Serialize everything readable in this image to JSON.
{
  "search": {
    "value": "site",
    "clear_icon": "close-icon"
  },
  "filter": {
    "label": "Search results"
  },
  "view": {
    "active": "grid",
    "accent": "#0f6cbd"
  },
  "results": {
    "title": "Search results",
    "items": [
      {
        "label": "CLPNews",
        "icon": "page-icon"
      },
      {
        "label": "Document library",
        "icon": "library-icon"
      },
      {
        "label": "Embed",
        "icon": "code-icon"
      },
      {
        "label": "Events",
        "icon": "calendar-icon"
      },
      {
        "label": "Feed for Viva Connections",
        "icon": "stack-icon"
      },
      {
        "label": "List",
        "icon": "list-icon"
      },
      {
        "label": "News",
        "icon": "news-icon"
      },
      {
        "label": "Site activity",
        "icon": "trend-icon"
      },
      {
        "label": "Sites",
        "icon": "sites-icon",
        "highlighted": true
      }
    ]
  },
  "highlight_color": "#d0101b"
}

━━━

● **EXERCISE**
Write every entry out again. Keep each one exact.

● **WRITTEN SOLUTION**
Serialize everything readable in this image to JSON.
{
  "search": {
    "value": "site",
    "clear_icon": "close-icon"
  },
  "filter": {
    "label": "Search results"
  },
  "view": {
    "active": "grid",
    "accent": "#0f6cbd"
  },
  "results": {
    "title": "Search results",
    "items": [
      {
        "label": "CLPNews",
        "icon": "page-icon"
      },
      {
        "label": "Document library",
        "icon": "library-icon"
      },
      {
        "label": "Embed",
        "icon": "code-icon"
      },
      {
        "label": "Events",
        "icon": "calendar-icon"
      },
      {
        "label": "Feed for Viva Connections",
        "icon": "stack-icon"
      },
      {
        "label": "List",
        "icon": "list-icon"
      },
      {
        "label": "News",
        "icon": "news-icon"
      },
      {
        "label": "Site activity",
        "icon": "trend-icon"
      },
      {
        "label": "Sites",
        "icon": "sites-icon",
        "highlighted": true
      }
    ]
  },
  "highlight_color": "#d0101b"
}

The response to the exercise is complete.